> [Goal of the exercise]:
Your task is to output the data exactly as it stands.

> [The data]:
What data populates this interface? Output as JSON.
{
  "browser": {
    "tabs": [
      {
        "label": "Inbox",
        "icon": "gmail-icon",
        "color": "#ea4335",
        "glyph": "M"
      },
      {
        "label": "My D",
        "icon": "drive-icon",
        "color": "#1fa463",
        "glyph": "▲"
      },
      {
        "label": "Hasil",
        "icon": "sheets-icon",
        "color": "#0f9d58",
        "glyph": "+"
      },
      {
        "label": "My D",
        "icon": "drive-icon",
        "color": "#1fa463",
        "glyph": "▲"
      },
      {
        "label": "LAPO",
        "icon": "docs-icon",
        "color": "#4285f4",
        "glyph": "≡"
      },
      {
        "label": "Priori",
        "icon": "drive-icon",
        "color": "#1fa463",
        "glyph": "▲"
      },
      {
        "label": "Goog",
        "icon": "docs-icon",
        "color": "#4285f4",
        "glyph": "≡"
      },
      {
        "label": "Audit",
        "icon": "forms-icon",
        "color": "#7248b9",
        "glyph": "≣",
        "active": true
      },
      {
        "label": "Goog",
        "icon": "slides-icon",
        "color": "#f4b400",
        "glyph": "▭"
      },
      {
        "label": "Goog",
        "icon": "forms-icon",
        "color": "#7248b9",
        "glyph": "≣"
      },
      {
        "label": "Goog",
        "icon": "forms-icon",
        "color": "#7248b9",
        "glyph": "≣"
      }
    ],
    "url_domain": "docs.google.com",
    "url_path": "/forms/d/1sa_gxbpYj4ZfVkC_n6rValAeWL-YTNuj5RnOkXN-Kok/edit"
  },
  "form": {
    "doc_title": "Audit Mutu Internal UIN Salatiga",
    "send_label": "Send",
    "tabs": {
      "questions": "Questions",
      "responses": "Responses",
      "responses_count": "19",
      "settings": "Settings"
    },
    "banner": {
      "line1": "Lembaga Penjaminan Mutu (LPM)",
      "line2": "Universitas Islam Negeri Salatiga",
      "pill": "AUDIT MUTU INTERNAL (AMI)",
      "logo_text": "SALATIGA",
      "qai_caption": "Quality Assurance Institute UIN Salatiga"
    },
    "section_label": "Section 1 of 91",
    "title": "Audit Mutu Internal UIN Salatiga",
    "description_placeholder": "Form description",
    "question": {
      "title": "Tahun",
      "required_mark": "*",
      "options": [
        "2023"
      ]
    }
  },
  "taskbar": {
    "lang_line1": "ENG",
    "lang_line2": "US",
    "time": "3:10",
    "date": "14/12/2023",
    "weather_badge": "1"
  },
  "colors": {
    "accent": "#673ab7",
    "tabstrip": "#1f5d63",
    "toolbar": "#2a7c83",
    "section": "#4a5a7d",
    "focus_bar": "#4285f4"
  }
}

> [The completed task]:
What data populates this interface? Output as JSON.
{
  "browser": {
    "tabs": [
      {
        "label": "Inbox",
        "icon": "gmail-icon",
        "color": "#ea4335",
        "glyph": "M"
      },
      {
        "label": "My D",
        "icon": "drive-icon",
        "color": "#1fa463",
        "glyph": "▲"
      },
      {
        "label": "Hasil",
        "icon": "sheets-icon",
        "color": "#0f9d58",
        "glyph": "+"
      },
      {
        "label": "My D",
        "icon": "drive-icon",
        "color": "#1fa463",
        "glyph": "▲"
      },
      {
        "label": "LAPO",
        "icon": "docs-icon",
        "color": "#4285f4",
        "glyph": "≡"
      },
      {
        "label": "Priori",
        "icon": "drive-icon",
        "color": "#1fa463",
        "glyph": "▲"
      },
      {
        "label": "Goog",
        "icon": "docs-icon",
        "color": "#4285f4",
        "glyph": "≡"
      },
      {
        "label": "Audit",
        "icon": "forms-icon",
        "color": "#7248b9",
        "glyph": "≣",
        "active": true
      },
      {
        "label": "Goog",
        "icon": "slides-icon",
        "color": "#f4b400",
        "glyph": "▭"
      },
      {
        "label": "Goog",
        "icon": "forms-icon",
        "color": "#7248b9",
        "glyph": "≣"
      },
      {
        "label": "Goog",
        "icon": "forms-icon",
        "color": "#7248b9",
        "glyph": "≣"
      }
    ],
    "url_domain": "docs.google.com",
    "url_path": "/forms/d/1sa_gxbpYj4ZfVkC_n6rValAeWL-YTNuj5RnOkXN-Kok/edit"
  },
  "form": {
    "doc_title": "Audit Mutu Internal UIN Salatiga",
    "send_label": "Send",
    "tabs": {
      "questions": "Questions",
      "responses": "Responses",
      "responses_count": "19",
      "settings": "Settings"
    },
    "banner": {
      "line1": "Lembaga Penjaminan Mutu (LPM)",
      "line2": "Universitas Islam Negeri Salatiga",
      "pill": "AUDIT MUTU INTERNAL (AMI)",
      "logo_text": "SALATIGA",
      "qai_caption": "Quality Assurance Institute UIN Salatiga"
    },
    "section_label": "Section 1 of 91",
    "title": "Audit Mutu Internal UIN Salatiga",
    "description_placeholder": "Form description",
    "question": {
      "title": "Tahun",
      "required_mark": "*",
      "options": [
        "2023"
      ]
    }
  },
  "taskbar": {
    "lang_line1": "ENG",
    "lang_line2": "US",
    "time": "3:10",
    "date": "14/12/2023",
    "weather_badge": "1"
  },
  "colors": {
    "accent": "#673ab7",
    "tabstrip": "#1f5d63",
    "toolbar": "#2a7c83",
    "section": "#4a5a7d",
    "focus_bar": "#4285f4"
  }
}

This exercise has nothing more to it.